**Data section:**
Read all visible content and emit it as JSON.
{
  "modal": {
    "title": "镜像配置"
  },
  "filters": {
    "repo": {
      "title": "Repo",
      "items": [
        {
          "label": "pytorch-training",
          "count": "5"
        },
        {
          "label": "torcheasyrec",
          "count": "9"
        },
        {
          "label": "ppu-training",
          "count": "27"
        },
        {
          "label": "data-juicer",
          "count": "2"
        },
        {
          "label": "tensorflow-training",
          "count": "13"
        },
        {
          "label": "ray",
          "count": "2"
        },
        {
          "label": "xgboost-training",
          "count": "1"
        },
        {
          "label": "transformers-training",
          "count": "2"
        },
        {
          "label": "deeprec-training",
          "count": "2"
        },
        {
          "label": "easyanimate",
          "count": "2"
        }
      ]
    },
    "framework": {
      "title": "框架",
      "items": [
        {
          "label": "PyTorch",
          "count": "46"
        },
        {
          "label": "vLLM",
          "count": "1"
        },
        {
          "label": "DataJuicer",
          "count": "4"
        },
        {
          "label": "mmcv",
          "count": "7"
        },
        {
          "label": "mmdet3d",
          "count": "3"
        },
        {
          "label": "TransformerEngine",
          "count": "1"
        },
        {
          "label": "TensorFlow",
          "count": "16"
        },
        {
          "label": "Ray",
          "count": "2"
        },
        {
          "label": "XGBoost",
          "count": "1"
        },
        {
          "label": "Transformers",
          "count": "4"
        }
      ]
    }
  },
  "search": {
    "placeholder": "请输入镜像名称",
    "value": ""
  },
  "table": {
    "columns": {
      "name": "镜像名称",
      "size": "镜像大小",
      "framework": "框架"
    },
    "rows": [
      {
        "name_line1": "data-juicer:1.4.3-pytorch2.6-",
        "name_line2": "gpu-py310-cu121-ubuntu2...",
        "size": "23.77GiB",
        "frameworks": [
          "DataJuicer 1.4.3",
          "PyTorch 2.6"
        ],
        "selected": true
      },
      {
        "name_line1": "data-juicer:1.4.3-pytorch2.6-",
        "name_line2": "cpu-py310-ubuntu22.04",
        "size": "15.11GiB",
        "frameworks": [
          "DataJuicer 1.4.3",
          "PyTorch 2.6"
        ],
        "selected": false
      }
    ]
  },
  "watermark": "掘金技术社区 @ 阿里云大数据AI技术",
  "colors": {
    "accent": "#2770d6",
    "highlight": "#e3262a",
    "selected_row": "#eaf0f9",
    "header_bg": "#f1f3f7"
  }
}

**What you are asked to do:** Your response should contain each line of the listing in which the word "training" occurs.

**Answer to this exercise:**
          "label": "pytorch-training",
          "label": "ppu-training",
          "label": "tensorflow-training",
          "label": "xgboost-training",
          "label": "transformers-training",
          "label": "deeprec-training",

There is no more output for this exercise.